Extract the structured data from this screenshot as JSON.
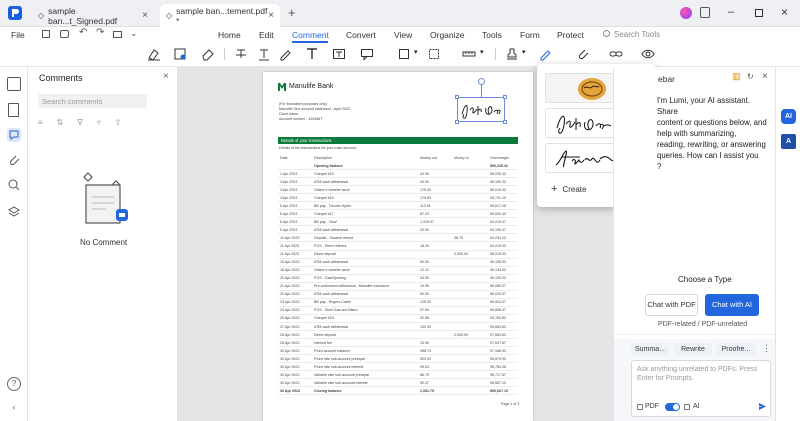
{
  "tabs": [
    {
      "label": "sample ban...t_Signed.pdf"
    },
    {
      "label": "sample ban...tement.pdf *"
    }
  ],
  "menu": {
    "file": "File",
    "home": "Home",
    "edit": "Edit",
    "comment": "Comment",
    "convert": "Convert",
    "view": "View",
    "organize": "Organize",
    "tools": "Tools",
    "form": "Form",
    "protect": "Protect",
    "search_tools": "Search Tools"
  },
  "comments": {
    "title": "Comments",
    "search_placeholder": "Search comments",
    "empty": "No Comment"
  },
  "signatures": {
    "create": "Create"
  },
  "doc": {
    "bank": "Manulife Bank",
    "addr": [
      "(For illustrative purposes only)",
      "Manulife One account statement - April 2023",
      "Client name",
      "Account number : 123456T"
    ],
    "section": "Details of your transactions",
    "subsection": "Details of the transactions for your main account",
    "cols": [
      "Date",
      "Description",
      "Money out",
      "Money in",
      "Overmargin"
    ],
    "rows": [
      [
        "",
        "Opening balance",
        "",
        "",
        "$96,245.42"
      ],
      [
        "1 Apr 2023",
        "Cheque #15",
        "24.90",
        "",
        "96,230.32"
      ],
      [
        "3 Apr 2023",
        "ATM cash withdrawal",
        "40.00",
        "",
        "96,190.32"
      ],
      [
        "3 Apr 2023",
        "Online e-transfer send",
        "175.00",
        "",
        "96,015.32"
      ],
      [
        "4 Apr 2023",
        "Cheque #16",
        "175.83",
        "",
        "95,731.19"
      ],
      [
        "5 Apr 2023",
        "Bill pay - Toronto Hydro",
        "113.91",
        "",
        "95,617.28"
      ],
      [
        "6 Apr 2023",
        "Cheque #17",
        "87.23",
        "",
        "95,530.44"
      ],
      [
        "8 Apr 2023",
        "Bill pay - Visa*",
        "1,315.97",
        "",
        "94,215.47"
      ],
      [
        "9 Apr 2023",
        "ATM cash withdrawal",
        "20.00",
        "",
        "94,195.47"
      ],
      [
        "10 Apr 2023",
        "Deposit - Student refund",
        "",
        "38.75",
        "94,234.22"
      ],
      [
        "11 Apr 2023",
        "POS - Petro refiners",
        "18.29",
        "",
        "94,215.93"
      ],
      [
        "11 Apr 2023",
        "Direct deposit",
        "",
        "2,000.00",
        "96,215.93"
      ],
      [
        "15 Apr 2023",
        "ATM cash withdrawal",
        "60.00",
        "",
        "96,155.93"
      ],
      [
        "18 Apr 2023",
        "Online e-transfer send",
        "12.41",
        "",
        "96,143.52"
      ],
      [
        "20 Apr 2023",
        "POS - Gas/Sporting",
        "34.50",
        "",
        "96,109.02"
      ],
      [
        "21 Apr 2023",
        "Pre-authorized withdrawal - Manulife Insurance",
        "19.95",
        "",
        "96,089.07"
      ],
      [
        "22 Apr 2023",
        "ATM cash withdrawal",
        "60.00",
        "",
        "96,029.07"
      ],
      [
        "23 Apr 2023",
        "Bill pay - Rogers Cable",
        "125.00",
        "",
        "95,904.07"
      ],
      [
        "24 Apr 2023",
        "POS - Shell Gas and Bistro",
        "97.60",
        "",
        "95,806.47"
      ],
      [
        "25 Apr 2023",
        "Cheque #18",
        "42.85",
        "",
        "95,763.62"
      ],
      [
        "27 Apr 2023",
        "ATM cash withdrawal",
        "100.00",
        "",
        "95,663.62"
      ],
      [
        "28 Apr 2023",
        "Direct deposit",
        "",
        "2,000.00",
        "97,663.62"
      ],
      [
        "28 Apr 2023",
        "Interest fee",
        "15.95",
        "",
        "97,647.67"
      ],
      [
        "30 Apr 2023",
        "Fixed account balance",
        "458.74",
        "",
        "97,188.93"
      ],
      [
        "30 Apr 2023",
        "Fixed rate sub-account principal",
        "309.03",
        "",
        "96,879.90"
      ],
      [
        "30 Apr 2023",
        "Fixed rate sub-account interest",
        "95.54",
        "",
        "96,784.36"
      ],
      [
        "30 Apr 2023",
        "Variable rate sub-account principal",
        "66.79",
        "",
        "96,717.57"
      ],
      [
        "30 Apr 2023",
        "Variable rate sub-account interest",
        "50.47",
        "",
        "96,667.10"
      ],
      [
        "30 Apr 2023",
        "Closing balance",
        "2,081.75",
        "",
        "$96,667.10"
      ]
    ],
    "pagenum": "Page 1 of 3"
  },
  "ai": {
    "header": "ebar",
    "intro": "I'm Lumi, your AI assistant. Share content or questions below, and help with summarizing, reading, rewriting, or answering queries. How can I assist you?",
    "intro_lines": [
      "I'm Lumi, your AI assistant. Share",
      "content or questions below, and",
      "help with summarizing,",
      "reading, rewriting, or answering",
      "queries. How can I assist you",
      "?"
    ],
    "choose": "Choose a Type",
    "chat_pdf": "Chat with PDF",
    "chat_ai": "Chat with AI",
    "related": "PDF-related / PDF-unrelated",
    "summarize": "Summa...",
    "rewrite": "Rewrite",
    "proofread": "Proofre...",
    "input_placeholder": "Ask anything unrelated to PDFs. Press Enter for Prompts.",
    "pdf_label": "PDF",
    "ai_label": "AI"
  },
  "colors": {
    "accent": "#2266dd",
    "bank_green": "#0a7a3c"
  }
}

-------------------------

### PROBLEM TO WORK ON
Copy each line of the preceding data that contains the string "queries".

### WORKED SOLUTION
    "intro": "I'm Lumi, your AI assistant. Share content or questions below, and help with summarizing, reading, rewriting, or answering queries. How can I assist you?",
      "queries. How can I assist you",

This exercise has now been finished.